**Exercise directions:**
Output the records exactly, with no line skipped.

**Data records:**
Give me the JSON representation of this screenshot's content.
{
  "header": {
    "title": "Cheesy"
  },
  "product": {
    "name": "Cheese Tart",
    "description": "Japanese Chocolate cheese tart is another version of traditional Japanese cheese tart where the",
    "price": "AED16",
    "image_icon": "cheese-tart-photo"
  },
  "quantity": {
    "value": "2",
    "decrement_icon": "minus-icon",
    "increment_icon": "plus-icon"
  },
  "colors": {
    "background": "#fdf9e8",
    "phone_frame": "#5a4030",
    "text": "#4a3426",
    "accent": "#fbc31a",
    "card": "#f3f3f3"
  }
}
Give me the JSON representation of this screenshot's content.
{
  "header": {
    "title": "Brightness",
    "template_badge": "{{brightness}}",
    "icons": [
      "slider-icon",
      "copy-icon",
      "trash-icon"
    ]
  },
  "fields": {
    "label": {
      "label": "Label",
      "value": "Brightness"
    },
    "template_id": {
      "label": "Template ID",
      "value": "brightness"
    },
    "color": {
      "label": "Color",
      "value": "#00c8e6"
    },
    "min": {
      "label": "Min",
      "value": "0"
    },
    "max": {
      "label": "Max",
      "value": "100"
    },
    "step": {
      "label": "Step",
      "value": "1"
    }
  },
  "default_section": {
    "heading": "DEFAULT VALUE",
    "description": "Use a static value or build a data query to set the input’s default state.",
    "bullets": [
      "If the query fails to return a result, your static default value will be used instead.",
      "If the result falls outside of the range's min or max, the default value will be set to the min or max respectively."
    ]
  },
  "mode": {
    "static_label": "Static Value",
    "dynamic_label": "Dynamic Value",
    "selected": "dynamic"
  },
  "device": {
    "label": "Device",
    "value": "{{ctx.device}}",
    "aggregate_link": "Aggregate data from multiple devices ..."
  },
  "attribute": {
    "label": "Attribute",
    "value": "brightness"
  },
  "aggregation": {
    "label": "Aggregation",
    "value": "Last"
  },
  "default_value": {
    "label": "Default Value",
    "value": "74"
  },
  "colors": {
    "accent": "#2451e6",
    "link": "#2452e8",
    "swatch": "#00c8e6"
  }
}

**Response to the task:**
Give me the JSON representation of this screenshot's content.
{
  "header": {
    "title": "Cheesy"
  },
  "product": {
    "name": "Cheese Tart",
    "description": "Japanese Chocolate cheese tart is another version of traditional Japanese cheese tart where the",
    "price": "AED16",
    "image_icon": "cheese-tart-photo"
  },
  "quantity": {
    "value": "2",
    "decrement_icon": "minus-icon",
    "increment_icon": "plus-icon"
  },
  "colors": {
    "background": "#fdf9e8",
    "phone_frame": "#5a4030",
    "text": "#4a3426",
    "accent": "#fbc31a",
    "card": "#f3f3f3"
  }
}
Give me the JSON representation of this screenshot's content.
{
  "header": {
    "title": "Brightness",
    "template_badge": "{{brightness}}",
    "icons": [
      "slider-icon",
      "copy-icon",
      "trash-icon"
    ]
  },
  "fields": {
    "label": {
      "label": "Label",
      "value": "Brightness"
    },
    "template_id": {
      "label": "Template ID",
      "value": "brightness"
    },
    "color": {
      "label": "Color",
      "value": "#00c8e6"
    },
    "min": {
      "label": "Min",
      "value": "0"
    },
    "max": {
      "label": "Max",
      "value": "100"
    },
    "step": {
      "label": "Step",
      "value": "1"
    }
  },
  "default_section": {
    "heading": "DEFAULT VALUE",
    "description": "Use a static value or build a data query to set the input’s default state.",
    "bullets": [
      "If the query fails to return a result, your static default value will be used instead.",
      "If the result falls outside of the range's min or max, the default value will be set to the min or max respectively."
    ]
  },
  "mode": {
    "static_label": "Static Value",
    "dynamic_label": "Dynamic Value",
    "selected": "dynamic"
  },
  "device": {
    "label": "Device",
    "value": "{{ctx.device}}",
    "aggregate_link": "Aggregate data from multiple devices ..."
  },
  "attribute": {
    "label": "Attribute",
    "value": "brightness"
  },
  "aggregation": {
    "label": "Aggregation",
    "value": "Last"
  },
  "default_value": {
    "label": "Default Value",
    "value": "74"
  },
  "colors": {
    "accent": "#2451e6",
    "link": "#2452e8",
    "swatch": "#00c8e6"
  }
}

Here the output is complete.